_Supplied material_
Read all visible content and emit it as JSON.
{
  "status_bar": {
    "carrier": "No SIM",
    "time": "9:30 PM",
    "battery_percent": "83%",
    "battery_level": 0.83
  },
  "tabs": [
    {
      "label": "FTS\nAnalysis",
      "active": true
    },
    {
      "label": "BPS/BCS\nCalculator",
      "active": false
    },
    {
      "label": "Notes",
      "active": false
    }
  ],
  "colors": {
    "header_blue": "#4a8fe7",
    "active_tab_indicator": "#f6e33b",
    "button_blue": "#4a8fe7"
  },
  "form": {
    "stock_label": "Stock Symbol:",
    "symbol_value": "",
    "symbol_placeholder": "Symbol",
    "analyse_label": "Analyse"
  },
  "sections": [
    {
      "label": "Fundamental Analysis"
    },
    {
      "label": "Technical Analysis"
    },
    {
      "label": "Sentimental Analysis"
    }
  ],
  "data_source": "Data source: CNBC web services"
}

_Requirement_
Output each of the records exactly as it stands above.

_Output below_
Read all visible content and emit it as JSON.
{
  "status_bar": {
    "carrier": "No SIM",
    "time": "9:30 PM",
    "battery_percent": "83%",
    "battery_level": 0.83
  },
  "tabs": [
    {
      "label": "FTS\nAnalysis",
      "active": true
    },
    {
      "label": "BPS/BCS\nCalculator",
      "active": false
    },
    {
      "label": "Notes",
      "active": false
    }
  ],
  "colors": {
    "header_blue": "#4a8fe7",
    "active_tab_indicator": "#f6e33b",
    "button_blue": "#4a8fe7"
  },
  "form": {
    "stock_label": "Stock Symbol:",
    "symbol_value": "",
    "symbol_placeholder": "Symbol",
    "analyse_label": "Analyse"
  },
  "sections": [
    {
      "label": "Fundamental Analysis"
    },
    {
      "label": "Technical Analysis"
    },
    {
      "label": "Sentimental Analysis"
    }
  ],
  "data_source": "Data source: CNBC web services"
}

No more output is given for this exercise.